It’s big on reach but small in weight. Measuring 199mm in length and weighing 1.1kg, the Tamron is easily manageable for a super-telephoto zoom, and light enough to use for prolonged periods of handheld shooting. As usual for this type oflens, its length nearly doubles when zooming to th
Posted March 3,2018 in Science and Technology.
Despite the reasonable asking price, build quality is excellent. The main section of the outer barrel is made from magnesium alloy, and the lens features weather seals and a fluorine coating on the front element. Nanostructure coatings are used to minimize ghosting and flare, while an LD (Low Dispersion) element is included to boost sharpness and reduce colour fringing.

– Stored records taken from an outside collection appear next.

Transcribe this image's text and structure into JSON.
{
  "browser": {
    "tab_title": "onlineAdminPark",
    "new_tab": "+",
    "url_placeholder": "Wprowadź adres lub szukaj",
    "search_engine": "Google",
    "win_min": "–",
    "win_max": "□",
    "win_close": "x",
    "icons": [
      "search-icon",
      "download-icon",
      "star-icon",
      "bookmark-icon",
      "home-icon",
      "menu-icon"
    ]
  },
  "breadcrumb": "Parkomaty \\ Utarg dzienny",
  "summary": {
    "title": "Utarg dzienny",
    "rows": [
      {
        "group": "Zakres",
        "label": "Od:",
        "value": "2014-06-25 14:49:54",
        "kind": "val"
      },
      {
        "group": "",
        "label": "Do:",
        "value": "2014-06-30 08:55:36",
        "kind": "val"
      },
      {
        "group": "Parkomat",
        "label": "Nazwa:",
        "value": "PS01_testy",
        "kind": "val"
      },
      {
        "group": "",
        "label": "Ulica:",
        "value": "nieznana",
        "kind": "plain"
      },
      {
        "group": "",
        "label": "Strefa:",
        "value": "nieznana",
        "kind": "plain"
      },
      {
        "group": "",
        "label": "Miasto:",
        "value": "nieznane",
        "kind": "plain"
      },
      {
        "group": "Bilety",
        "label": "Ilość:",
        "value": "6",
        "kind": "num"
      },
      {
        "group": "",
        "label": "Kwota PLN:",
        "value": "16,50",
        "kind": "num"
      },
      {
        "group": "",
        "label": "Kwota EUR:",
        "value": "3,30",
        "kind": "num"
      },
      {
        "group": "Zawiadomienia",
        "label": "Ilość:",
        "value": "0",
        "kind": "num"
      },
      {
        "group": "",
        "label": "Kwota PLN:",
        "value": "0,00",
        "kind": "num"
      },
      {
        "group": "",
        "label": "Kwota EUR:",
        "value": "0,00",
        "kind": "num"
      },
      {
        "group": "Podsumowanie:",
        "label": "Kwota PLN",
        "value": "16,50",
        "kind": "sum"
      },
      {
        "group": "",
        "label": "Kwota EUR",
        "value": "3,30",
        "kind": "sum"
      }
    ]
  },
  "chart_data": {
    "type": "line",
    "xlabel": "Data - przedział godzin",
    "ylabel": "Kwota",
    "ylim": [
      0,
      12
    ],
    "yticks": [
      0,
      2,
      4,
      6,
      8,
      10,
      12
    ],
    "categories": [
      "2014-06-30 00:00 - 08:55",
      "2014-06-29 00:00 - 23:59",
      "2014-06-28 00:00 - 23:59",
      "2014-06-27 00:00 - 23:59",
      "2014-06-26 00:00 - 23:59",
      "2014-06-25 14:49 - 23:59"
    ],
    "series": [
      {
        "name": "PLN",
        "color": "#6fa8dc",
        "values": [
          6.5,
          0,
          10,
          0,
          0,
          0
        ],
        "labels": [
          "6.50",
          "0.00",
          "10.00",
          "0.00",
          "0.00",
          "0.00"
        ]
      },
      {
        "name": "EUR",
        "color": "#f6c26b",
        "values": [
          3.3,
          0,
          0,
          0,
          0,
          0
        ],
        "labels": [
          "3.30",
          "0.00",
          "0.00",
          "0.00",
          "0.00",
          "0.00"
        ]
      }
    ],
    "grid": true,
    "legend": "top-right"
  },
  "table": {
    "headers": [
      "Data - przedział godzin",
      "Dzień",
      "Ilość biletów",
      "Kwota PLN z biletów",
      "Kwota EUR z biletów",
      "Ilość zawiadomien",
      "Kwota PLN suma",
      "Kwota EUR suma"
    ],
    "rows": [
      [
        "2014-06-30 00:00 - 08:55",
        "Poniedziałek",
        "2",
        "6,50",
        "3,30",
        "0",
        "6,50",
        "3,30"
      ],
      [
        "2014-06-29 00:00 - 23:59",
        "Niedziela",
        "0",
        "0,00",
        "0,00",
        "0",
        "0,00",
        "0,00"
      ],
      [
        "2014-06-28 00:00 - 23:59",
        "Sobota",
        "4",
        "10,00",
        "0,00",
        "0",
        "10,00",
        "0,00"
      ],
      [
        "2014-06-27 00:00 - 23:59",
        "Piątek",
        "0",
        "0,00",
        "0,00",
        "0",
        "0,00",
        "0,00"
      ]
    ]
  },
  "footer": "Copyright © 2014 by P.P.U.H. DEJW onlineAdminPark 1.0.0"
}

Handling is very refined, with a smooth-action, precision feel to the zoom and focus rings. Our review sample didn’t suffer from any zoom creep whatsoever, but a zoom lock switch is fitted nonetheless. Additional switches are on hand for dual-mode VC (Vibration Compensation), featuring static and panning stabilization options, and for AF/MF/Limit. This is cleverly implemented, the Limit position enabling the opposite sector of the autofocus range to be locked out, depending on whether a short or long focus distance is in use when the switch is activated.
The autofocus system itself is of the ring-type ultrasonic variety, which can be something of a mixed bag in terms of speed and quietness. In this case, though, thanks in part to dual microprocessors and built-in digital signal processing, the lens is capable of astonishingly fast autofocus, and it’s whisper quiet as well. As usual with ring-type ultrasonic systems, you also get the benefits of manual focus override and a focus distance scale beneath a viewing panel.
Helped by a highly competent stabilizer, which gave an effectiveness of around four stops in our tests, the Tamron delivers brilliantly sharp handheld shots. While the autofocus system is extremely fast, it’s also consistently accurate and dependable.
In terms of sharpness, the Tamron beats not only Sigma’s competing 100-400mm lens, but also Nikon’s pricier 80-400mm VR and 200-500mm VR lenses – which is no mean feat.
Contrast is very good throughout the zoom range, even when shooting at the widest available apertures. As usual for current super-tele zooms, the widest aperture on offer at the long end of the zoom range is f/6.3. Having said that, the lens is still able to autofocus with Tamron’s 1.4x teleconverter, provided you’re using a Nikon camera body that supports autofocus at f/8.